State how many lines in the listing below include the word "Videos". Give nothing but the number.

========================================================================

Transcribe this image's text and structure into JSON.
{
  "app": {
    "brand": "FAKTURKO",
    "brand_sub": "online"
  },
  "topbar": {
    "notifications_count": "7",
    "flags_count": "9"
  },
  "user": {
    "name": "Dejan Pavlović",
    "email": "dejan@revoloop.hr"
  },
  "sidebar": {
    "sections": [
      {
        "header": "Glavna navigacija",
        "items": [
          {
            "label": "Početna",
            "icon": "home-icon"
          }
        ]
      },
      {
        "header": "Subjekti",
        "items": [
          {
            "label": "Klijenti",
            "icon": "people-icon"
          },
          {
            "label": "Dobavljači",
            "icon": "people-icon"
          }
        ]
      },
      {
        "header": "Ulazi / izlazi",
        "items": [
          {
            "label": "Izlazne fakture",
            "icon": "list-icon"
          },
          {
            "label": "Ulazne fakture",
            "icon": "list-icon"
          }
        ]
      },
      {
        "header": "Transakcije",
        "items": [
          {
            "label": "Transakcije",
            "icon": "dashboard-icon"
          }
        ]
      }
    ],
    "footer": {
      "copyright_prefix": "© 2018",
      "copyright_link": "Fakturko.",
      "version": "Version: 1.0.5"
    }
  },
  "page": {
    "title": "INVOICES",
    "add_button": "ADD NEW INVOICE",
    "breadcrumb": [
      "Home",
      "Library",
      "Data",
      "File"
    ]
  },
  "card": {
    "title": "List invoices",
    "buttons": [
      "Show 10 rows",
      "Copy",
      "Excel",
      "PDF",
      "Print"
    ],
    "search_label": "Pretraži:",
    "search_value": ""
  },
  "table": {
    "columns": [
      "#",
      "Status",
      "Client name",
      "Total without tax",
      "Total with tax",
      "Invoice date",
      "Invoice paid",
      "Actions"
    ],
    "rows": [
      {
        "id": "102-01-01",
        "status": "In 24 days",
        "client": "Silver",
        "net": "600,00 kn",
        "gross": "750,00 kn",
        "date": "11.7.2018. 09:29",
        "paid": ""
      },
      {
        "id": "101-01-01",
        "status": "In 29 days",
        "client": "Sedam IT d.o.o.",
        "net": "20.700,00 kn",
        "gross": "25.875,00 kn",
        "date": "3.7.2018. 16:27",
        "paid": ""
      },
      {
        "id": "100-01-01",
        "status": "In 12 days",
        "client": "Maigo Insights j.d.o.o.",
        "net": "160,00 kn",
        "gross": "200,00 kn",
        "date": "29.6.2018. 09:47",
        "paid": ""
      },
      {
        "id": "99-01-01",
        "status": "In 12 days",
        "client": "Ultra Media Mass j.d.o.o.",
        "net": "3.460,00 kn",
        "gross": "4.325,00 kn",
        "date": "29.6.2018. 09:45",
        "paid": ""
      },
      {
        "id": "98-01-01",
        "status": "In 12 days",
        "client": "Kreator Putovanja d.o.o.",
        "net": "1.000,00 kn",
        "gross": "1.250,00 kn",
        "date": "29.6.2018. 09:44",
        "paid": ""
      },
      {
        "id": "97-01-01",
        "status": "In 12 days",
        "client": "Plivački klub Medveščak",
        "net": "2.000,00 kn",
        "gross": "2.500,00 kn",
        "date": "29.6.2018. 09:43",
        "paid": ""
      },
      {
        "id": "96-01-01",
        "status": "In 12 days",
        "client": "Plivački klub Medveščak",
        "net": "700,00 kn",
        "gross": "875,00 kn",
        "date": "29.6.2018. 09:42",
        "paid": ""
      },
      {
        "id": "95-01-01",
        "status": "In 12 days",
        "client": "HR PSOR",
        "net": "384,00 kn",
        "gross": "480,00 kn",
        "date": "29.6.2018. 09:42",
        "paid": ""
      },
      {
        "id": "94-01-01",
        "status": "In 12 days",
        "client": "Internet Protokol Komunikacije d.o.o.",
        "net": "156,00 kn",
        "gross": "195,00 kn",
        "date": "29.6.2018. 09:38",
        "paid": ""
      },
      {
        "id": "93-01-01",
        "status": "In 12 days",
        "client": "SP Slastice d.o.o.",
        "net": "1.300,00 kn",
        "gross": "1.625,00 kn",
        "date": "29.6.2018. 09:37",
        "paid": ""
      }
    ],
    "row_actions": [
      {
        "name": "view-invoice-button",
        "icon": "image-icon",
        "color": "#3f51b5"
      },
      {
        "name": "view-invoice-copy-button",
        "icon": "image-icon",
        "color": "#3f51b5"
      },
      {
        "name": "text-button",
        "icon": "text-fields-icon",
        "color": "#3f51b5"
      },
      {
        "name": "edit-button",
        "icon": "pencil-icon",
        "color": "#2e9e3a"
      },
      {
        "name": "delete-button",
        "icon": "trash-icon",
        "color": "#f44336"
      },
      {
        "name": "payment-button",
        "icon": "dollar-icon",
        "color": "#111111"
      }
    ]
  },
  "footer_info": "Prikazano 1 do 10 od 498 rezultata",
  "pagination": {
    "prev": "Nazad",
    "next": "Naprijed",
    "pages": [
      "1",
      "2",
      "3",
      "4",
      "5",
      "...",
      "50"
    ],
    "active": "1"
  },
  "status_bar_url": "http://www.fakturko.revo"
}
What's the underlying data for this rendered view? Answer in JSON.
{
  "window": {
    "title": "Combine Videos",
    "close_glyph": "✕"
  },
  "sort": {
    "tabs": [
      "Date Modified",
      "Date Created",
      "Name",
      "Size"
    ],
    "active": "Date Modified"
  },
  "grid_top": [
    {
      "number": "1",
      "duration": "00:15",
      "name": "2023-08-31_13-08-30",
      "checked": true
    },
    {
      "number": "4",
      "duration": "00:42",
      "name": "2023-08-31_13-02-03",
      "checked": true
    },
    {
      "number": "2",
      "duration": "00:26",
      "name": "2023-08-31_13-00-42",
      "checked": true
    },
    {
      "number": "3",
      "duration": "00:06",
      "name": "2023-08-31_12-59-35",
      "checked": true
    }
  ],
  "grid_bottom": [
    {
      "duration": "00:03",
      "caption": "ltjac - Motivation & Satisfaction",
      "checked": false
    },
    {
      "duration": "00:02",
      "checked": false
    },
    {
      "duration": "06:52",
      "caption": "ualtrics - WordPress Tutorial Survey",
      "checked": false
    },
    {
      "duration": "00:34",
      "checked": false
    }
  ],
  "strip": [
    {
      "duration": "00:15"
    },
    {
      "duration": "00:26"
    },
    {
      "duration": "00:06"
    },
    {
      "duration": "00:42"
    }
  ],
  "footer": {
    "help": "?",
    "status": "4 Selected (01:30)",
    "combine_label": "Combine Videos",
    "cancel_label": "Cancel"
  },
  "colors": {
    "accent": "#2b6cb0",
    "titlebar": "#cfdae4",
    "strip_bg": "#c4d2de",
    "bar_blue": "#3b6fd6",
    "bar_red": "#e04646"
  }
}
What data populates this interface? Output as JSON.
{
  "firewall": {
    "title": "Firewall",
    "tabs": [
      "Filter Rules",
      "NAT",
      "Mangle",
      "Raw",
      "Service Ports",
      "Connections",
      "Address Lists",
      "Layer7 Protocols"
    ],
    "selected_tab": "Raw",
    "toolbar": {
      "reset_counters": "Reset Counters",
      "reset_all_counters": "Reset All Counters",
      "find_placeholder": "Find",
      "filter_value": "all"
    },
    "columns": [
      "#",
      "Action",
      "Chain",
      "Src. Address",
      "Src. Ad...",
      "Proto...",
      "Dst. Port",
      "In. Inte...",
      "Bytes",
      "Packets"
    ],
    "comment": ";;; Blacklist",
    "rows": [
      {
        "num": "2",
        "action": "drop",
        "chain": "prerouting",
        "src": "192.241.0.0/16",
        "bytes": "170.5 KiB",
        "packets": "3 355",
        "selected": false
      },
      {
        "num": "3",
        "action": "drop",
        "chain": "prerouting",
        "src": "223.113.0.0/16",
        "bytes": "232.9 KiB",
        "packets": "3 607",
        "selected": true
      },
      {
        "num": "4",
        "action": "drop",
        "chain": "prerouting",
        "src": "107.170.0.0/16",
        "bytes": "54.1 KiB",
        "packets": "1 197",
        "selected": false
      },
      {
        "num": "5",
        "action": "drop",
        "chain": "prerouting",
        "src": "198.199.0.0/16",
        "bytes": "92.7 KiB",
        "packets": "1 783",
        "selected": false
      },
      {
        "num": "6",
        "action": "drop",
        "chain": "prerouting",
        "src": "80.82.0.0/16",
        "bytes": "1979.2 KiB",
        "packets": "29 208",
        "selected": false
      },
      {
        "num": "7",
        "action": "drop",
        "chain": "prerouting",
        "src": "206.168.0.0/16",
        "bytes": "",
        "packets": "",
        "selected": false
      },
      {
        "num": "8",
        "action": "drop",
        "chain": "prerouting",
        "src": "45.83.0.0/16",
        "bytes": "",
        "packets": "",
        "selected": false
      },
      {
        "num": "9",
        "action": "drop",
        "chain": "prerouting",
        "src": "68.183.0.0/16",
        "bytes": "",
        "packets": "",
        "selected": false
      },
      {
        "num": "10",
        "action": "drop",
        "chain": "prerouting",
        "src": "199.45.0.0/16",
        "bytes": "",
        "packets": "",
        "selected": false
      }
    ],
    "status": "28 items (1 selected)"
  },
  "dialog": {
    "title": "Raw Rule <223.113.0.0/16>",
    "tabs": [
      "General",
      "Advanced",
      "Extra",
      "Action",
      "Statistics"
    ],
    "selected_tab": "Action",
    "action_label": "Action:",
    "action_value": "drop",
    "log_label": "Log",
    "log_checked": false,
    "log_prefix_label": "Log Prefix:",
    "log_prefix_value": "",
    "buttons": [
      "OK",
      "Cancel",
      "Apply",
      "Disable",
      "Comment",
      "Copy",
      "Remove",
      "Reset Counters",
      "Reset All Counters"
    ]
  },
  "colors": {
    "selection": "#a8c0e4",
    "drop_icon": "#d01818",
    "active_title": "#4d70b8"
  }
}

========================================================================

Result — 2